▶ WHAT YOU ARE ASKED TO DO
Go through the entries below and copy each line containing the word "PrimaSoft".

App and web page records:
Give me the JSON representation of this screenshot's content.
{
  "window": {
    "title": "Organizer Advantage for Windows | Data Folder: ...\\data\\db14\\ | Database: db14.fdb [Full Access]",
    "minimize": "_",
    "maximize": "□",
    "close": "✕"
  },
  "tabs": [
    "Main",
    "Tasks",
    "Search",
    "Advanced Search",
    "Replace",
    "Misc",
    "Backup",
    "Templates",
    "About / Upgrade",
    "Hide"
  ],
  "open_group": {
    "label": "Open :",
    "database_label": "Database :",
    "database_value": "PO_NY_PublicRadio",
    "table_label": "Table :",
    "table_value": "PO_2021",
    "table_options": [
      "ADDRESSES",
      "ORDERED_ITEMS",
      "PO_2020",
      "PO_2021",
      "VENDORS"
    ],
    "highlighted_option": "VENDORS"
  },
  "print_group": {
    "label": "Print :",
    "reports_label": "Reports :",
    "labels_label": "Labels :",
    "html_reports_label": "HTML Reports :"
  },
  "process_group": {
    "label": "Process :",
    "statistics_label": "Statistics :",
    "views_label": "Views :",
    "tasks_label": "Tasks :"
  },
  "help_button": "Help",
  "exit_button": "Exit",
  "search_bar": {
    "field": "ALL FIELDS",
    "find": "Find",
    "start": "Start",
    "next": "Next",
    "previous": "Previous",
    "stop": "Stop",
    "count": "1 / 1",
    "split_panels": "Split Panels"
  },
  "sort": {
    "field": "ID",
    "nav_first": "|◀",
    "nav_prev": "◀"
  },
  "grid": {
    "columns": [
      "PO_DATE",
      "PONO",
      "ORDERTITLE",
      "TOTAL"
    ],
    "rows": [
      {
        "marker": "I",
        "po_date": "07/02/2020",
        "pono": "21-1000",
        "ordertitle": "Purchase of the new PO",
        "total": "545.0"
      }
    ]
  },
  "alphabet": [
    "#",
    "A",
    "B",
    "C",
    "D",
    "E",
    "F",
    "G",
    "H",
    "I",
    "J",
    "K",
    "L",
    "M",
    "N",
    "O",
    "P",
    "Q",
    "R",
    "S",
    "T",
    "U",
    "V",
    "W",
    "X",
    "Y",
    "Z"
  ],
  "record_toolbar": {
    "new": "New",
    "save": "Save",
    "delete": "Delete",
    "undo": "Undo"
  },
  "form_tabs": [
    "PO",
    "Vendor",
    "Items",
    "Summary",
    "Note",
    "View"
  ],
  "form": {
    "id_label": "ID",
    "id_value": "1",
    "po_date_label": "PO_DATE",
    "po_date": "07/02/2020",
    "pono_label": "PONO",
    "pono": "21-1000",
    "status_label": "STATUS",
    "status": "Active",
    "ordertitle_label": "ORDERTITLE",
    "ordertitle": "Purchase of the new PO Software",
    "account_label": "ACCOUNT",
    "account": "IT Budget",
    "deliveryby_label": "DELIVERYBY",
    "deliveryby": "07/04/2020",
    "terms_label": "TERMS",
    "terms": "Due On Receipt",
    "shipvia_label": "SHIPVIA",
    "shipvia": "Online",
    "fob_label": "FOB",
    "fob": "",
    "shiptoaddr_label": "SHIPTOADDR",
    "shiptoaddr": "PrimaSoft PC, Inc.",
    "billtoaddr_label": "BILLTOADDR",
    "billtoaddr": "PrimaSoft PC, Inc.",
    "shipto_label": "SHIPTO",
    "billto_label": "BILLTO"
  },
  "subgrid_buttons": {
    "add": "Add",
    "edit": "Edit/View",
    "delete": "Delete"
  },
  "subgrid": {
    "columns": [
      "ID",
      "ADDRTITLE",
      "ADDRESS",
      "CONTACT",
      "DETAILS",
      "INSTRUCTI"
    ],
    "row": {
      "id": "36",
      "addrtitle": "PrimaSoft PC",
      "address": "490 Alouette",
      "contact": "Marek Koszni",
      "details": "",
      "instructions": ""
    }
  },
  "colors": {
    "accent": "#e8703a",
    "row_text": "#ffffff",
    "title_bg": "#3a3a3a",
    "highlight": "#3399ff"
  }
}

▶ SOLUTION FOR THIS EXERCISE
    "shiptoaddr": "PrimaSoft PC, Inc.",
    "billtoaddr": "PrimaSoft PC, Inc.",
      "addrtitle": "PrimaSoft PC",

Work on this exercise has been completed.